        cheese=TastingModel(name='Gouda', aged='yeah', quality=5),
        # For thing, no type parameters are declared, and we skipped validation
        # in those cases in the Assessment.validate() function
        thing=TastingModel(name='Python', aged='Not much', quality='Awesome'),
    )
except ValidationError as e:
    print(e)
    """
    2 validation errors for Model
    wine -> quality
      value is not a valid float (type=type_error.float)
    cheese -> aged
      value could not be parsed to a boolean (type=type_error.bool)
    """

Using constrained strings in list attributes

If you try to use:

from pydantic import constr

Regexp = constr(regex="^i-.*")

class Data(pydantic.BaseModel):
    regex: List[Regex]

You'll encounter the Variable "Regexp" is not valid as a type [valid-type] mypy error.

There are a few ways to achieve this:

Using typing.Annotated with pydantic.Field

Instead of using constr to specify the regex constraint, you can specify it as an argument to Field and then use it in combination with typing.Annotated:

!!! warning "Until this open issue is not solved, this won't work."

!!! note "typing.Annotated is only available since Python 3.9. For older Python versions typing_extensions.Annotated can be used."

import pydantic
from pydantic import Field
from typing import Annotated

Regex = Annotated[str, Field(regex="^[0-9a-z_]*$")]

class DataNotList(pydantic.BaseModel):
    regex: Regex

data = DataNotList(**{"regex": "abc"})
print(data)
# regex='abc'
print(data.json())
# {"regex": "abc"}

Mypy treats Annotated[str, Field(regex="^[0-9a-z_]*$")] as a type alias of str. But it also tells pydantic to do validation. This is described in the pydantic docs.

Unfortunately it does not currently work with the following:

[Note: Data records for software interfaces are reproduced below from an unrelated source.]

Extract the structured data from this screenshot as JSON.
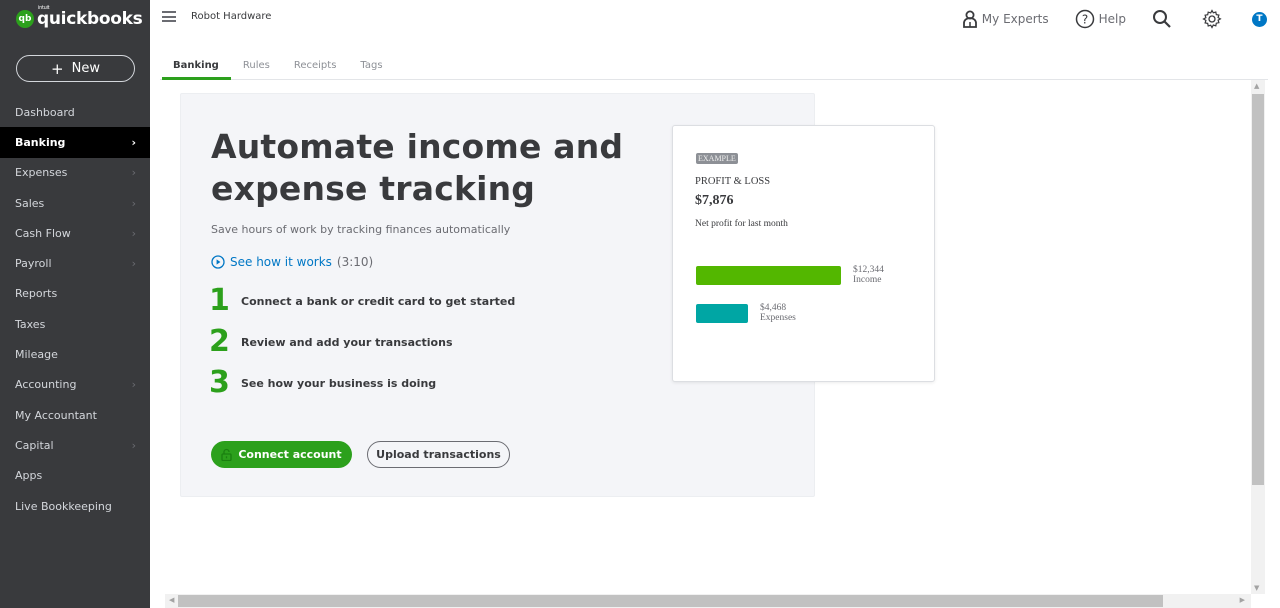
{
  "brand": {
    "logo_mark": "qb",
    "intuit": "intuit",
    "name": "quickbooks",
    "accent": "#2ca01c"
  },
  "sidebar": {
    "new_button": {
      "icon": "plus-icon",
      "label": "New"
    },
    "items": [
      {
        "label": "Dashboard",
        "chevron": false,
        "active": false
      },
      {
        "label": "Banking",
        "chevron": true,
        "active": true
      },
      {
        "label": "Expenses",
        "chevron": true,
        "active": false
      },
      {
        "label": "Sales",
        "chevron": true,
        "active": false
      },
      {
        "label": "Cash Flow",
        "chevron": true,
        "active": false
      },
      {
        "label": "Payroll",
        "chevron": true,
        "active": false
      },
      {
        "label": "Reports",
        "chevron": false,
        "active": false
      },
      {
        "label": "Taxes",
        "chevron": false,
        "active": false
      },
      {
        "label": "Mileage",
        "chevron": false,
        "active": false
      },
      {
        "label": "Accounting",
        "chevron": true,
        "active": false
      },
      {
        "label": "My Accountant",
        "chevron": false,
        "active": false
      },
      {
        "label": "Capital",
        "chevron": true,
        "active": false
      },
      {
        "label": "Apps",
        "chevron": false,
        "active": false
      },
      {
        "label": "Live Bookkeeping",
        "chevron": false,
        "active": false
      }
    ]
  },
  "topbar": {
    "company": "Robot Hardware",
    "my_experts": "My Experts",
    "help": "Help",
    "avatar_initial": "T"
  },
  "tabs": [
    {
      "label": "Banking",
      "active": true
    },
    {
      "label": "Rules",
      "active": false
    },
    {
      "label": "Receipts",
      "active": false
    },
    {
      "label": "Tags",
      "active": false
    }
  ],
  "hero": {
    "title_line1": "Automate income and",
    "title_line2": "expense tracking",
    "subtitle": "Save hours of work by tracking finances automatically",
    "video_label": "See how it works",
    "video_duration": "(3:10)",
    "steps": [
      {
        "num": "1",
        "text": "Connect a bank or credit card to get started"
      },
      {
        "num": "2",
        "text": "Review and add your transactions"
      },
      {
        "num": "3",
        "text": "See how your business is doing"
      }
    ],
    "connect_label": "Connect account",
    "upload_label": "Upload transactions"
  },
  "pl_card": {
    "badge": "EXAMPLE",
    "title": "PROFIT & LOSS",
    "amount": "$7,876",
    "description": "Net profit for last month",
    "income": {
      "amount": "$12,344",
      "label": "Income",
      "value": 12344,
      "color": "#53b700"
    },
    "expenses": {
      "amount": "$4,468",
      "label": "Expenses",
      "value": 4468,
      "color": "#00a6a4"
    }
  }
}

class Data(pydantic.BaseModel):
    regex: List[Regex]

Inheriting from pydantic.ConstrainedStr

Instead of using constr to specify the regex constraint (which uses pydantic.ConstrainedStr internally), you can inherit from pydantic.ConstrainedStr directly:

import re
import pydantic
from pydantic import Field
from typing import List

class Regex(pydantic.ConstrainedStr):
    regex = re.compile("^[0-9a-z_]*$")

class Data(pydantic.BaseModel):
    regex: List[Regex]

data = Data(**{"regex": ["abc", "123", "asdf"]})
print(data)
# regex=['abc', '123', 'asdf']
print(data.json())
# {"regex": ["abc", "123", "asdf"]}

Mypy accepts this happily and pydantic does correct validation. The type of data.regex[i] is Regex, but as pydantic.ConstrainedStr itself inherits from str, it can be used as a string in most places.

References


Last update: 2021-12-03